**Activity:** Once the pictures are removed, restate the data below word for word.

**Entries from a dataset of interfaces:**

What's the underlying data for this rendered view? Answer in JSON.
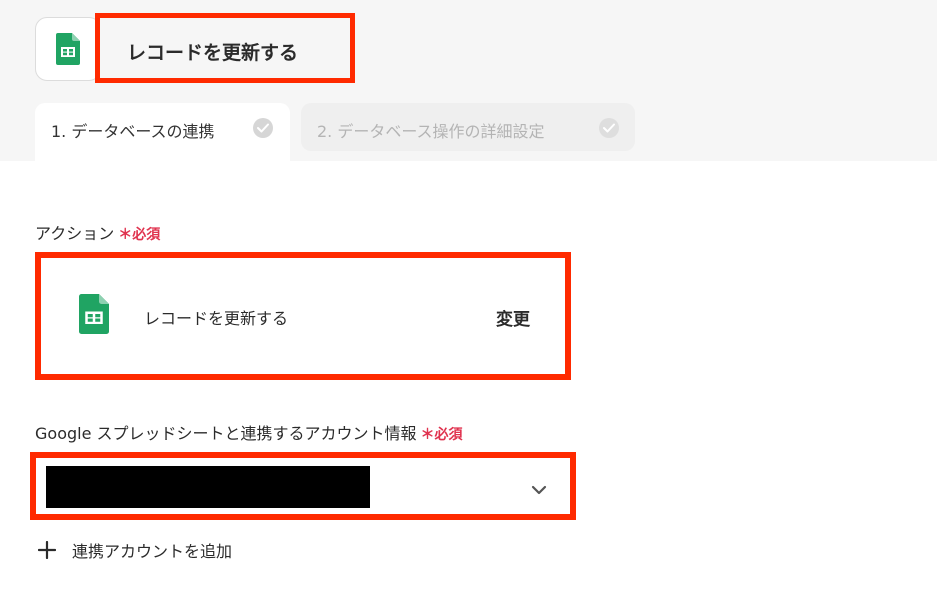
{
  "header": {
    "title": "レコードを更新する",
    "app_icon": "google-sheets-icon"
  },
  "tabs": [
    {
      "label": "1. データベースの連携",
      "state": "active",
      "icon": "check-circle-icon"
    },
    {
      "label": "2. データベース操作の詳細設定",
      "state": "inactive",
      "icon": "check-circle-icon"
    }
  ],
  "action_section": {
    "label": "アクション",
    "required_mark": "＊",
    "required_text": "必須",
    "selected_action": "レコードを更新する",
    "change_label": "変更"
  },
  "account_section": {
    "label": "Google スプレッドシートと連携するアカウント情報",
    "required_mark": "＊",
    "required_text": "必須",
    "add_account_label": "連携アカウントを追加"
  },
  "colors": {
    "highlight": "#ff2a00",
    "required": "#e0334f",
    "sheets_green": "#20a463"
  }
}
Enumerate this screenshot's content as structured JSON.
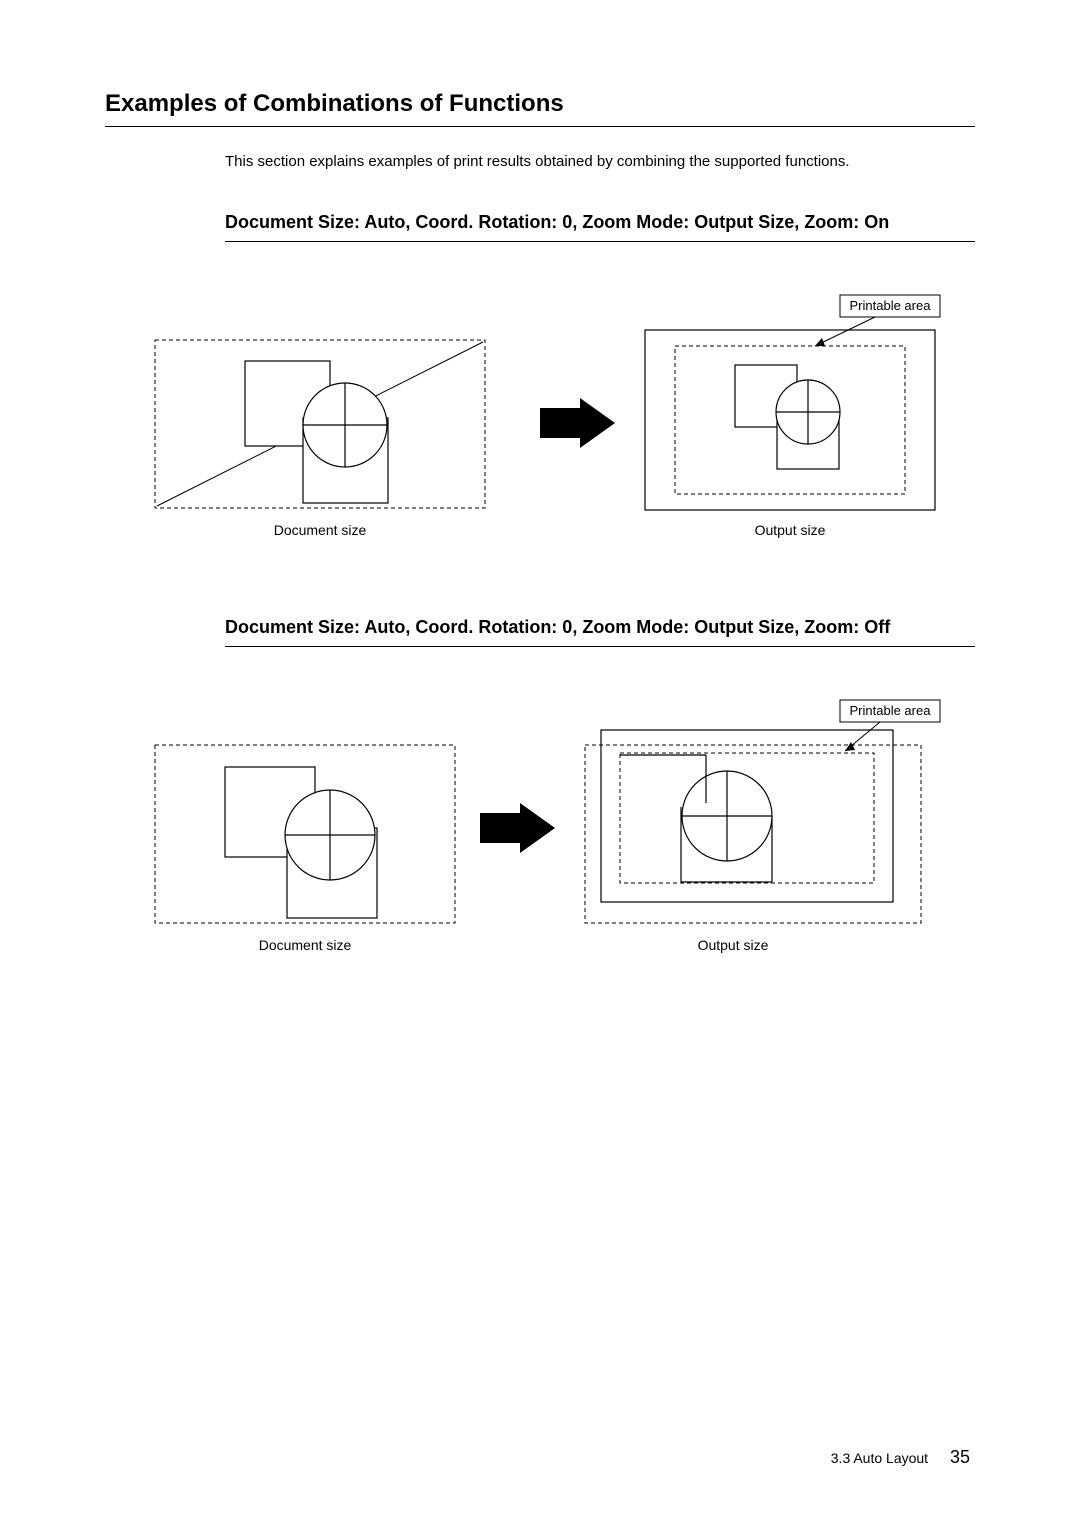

**Task output:**
What's the underlying data for this rendered view? Answer in JSON.
{
  "header": {
    "title": "レコードを更新する",
    "app_icon": "google-sheets-icon"
  },
  "tabs": [
    {
      "label": "1. データベースの連携",
      "state": "active",
      "icon": "check-circle-icon"
    },
    {
      "label": "2. データベース操作の詳細設定",
      "state": "inactive",
      "icon": "check-circle-icon"
    }
  ],
  "action_section": {
    "label": "アクション",
    "required_mark": "＊",
    "required_text": "必須",
    "selected_action": "レコードを更新する",
    "change_label": "変更"
  },
  "account_section": {
    "label": "Google スプレッドシートと連携するアカウント情報",
    "required_mark": "＊",
    "required_text": "必須",
    "add_account_label": "連携アカウントを追加"
  },
  "colors": {
    "highlight": "#ff2a00",
    "required": "#e0334f",
    "sheets_green": "#20a463"
  }
}
Enumerate this screenshot's content as structured JSON.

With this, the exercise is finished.